Over these centuries, the city's relics suffered numerous assaults. In the 13th century, Mongol forces destroyed a nine-story wooden pagoda at Hwangnyongsa. During the Japanese invasions of Korea, the Gyeongju area became a heated battlefield, and Japanese forces burned the wooden structures at Bulguksa. Not all damage was due to invasions, however. In the early Joseon period, a great deal of damage was done to Buddhist sculptures on Namsan by Neo-Confucian radicals, who hacked arms and heads off statuary.
In the 20th century, the city had remained relatively small, no longer ranking among the major cities of Korea. During the early 20th century, many archaeological excavations were conducted, particularly inside the tombs which had remained largely intact over the centuries. A museum, the forerunner of the present-day Gyeongju National Museum, was inaugurated in 1915 to exhibit the excavated artifacts.
Gyeongju emerged as a railroad junction in the later years of the Japanese Occupation, as the Donghae Nambu Line and Jungang Line were established to prepare for Second Sino-Japanese War and to exploit rich resources of the eastern Korean peninsula. Following liberation in 1945, Korea was plunged into turmoil, and Gyeongju was no exception. Returnees from abroad were numerous; a village for them was constructed in present-day Dongcheon-dong. In a period marked by widespread conflict and unrest, the Gyeongju area became particularly notorious for the level of guerrilla activity in the mountains.
Although the Korean War broke out in 1950, most of Gyeongju was spared from the fighting, and remained under South Korean control throughout the conflict. However, for a brief time in late 1950 portions of the city stood on the front lines, as North Korean forces pushed the Pusan Perimeter southward from Pohang.

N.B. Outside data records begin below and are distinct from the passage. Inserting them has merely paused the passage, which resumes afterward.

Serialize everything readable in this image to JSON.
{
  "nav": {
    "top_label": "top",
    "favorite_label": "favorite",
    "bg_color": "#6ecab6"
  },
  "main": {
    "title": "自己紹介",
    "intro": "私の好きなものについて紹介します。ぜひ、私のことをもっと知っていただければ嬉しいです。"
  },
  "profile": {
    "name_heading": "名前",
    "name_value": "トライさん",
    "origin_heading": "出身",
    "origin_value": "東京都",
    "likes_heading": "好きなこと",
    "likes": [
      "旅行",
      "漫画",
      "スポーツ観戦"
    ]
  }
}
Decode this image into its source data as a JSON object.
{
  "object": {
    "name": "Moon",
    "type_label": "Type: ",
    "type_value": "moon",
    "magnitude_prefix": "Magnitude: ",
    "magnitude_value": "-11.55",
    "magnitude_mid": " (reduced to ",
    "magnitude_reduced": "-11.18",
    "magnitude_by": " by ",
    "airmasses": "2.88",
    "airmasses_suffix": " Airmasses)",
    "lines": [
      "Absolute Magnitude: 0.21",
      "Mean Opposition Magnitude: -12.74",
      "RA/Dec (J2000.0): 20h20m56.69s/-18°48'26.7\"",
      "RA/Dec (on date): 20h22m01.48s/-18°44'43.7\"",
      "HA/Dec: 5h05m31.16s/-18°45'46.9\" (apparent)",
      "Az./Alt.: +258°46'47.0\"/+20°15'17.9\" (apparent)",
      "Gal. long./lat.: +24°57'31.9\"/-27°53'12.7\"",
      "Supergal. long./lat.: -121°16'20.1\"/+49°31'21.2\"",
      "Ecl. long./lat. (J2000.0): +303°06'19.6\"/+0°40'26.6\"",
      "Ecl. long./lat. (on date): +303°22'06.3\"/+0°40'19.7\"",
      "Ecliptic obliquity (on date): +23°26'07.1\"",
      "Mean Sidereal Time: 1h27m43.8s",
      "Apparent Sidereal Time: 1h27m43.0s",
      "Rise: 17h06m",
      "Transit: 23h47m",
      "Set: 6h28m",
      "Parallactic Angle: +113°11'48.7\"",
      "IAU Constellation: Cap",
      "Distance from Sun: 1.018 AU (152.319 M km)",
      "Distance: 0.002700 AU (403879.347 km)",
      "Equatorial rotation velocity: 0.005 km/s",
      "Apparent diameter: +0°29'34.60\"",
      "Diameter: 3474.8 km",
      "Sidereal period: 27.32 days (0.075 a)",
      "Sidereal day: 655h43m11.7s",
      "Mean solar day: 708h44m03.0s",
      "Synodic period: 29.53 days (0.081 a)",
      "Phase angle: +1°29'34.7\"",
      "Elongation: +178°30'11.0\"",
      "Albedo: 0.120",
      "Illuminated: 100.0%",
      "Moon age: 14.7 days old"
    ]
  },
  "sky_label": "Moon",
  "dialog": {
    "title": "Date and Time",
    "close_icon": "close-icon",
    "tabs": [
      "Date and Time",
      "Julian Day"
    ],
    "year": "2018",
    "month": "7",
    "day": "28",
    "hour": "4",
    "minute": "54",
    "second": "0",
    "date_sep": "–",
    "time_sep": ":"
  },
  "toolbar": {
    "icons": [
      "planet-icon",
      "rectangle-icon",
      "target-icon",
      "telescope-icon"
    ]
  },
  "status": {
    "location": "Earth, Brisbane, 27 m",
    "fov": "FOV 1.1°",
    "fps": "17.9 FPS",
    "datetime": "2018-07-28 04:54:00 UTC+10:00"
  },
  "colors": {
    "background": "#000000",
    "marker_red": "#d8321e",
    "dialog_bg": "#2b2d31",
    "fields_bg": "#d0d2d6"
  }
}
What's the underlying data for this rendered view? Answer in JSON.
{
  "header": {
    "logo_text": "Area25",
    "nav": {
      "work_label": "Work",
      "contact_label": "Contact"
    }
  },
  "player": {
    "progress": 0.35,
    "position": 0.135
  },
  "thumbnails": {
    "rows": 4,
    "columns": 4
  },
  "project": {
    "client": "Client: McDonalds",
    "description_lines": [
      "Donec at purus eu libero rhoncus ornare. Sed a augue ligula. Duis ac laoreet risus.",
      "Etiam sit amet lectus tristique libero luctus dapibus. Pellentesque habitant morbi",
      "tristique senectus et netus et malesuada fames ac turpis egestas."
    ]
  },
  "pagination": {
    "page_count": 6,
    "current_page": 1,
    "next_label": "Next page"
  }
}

In the 1970s, Korea saw substantial industrial development, much of it centered in the Yeongnam region of which Gyeongju is a part. The POSCO steel mill in neighboring Pohang commenced operations in 1973, and the chemical manufacturing complex in Ulsan emerged in the same year. These developments helped to support the emergence of Gyeongju's manufacturing sector.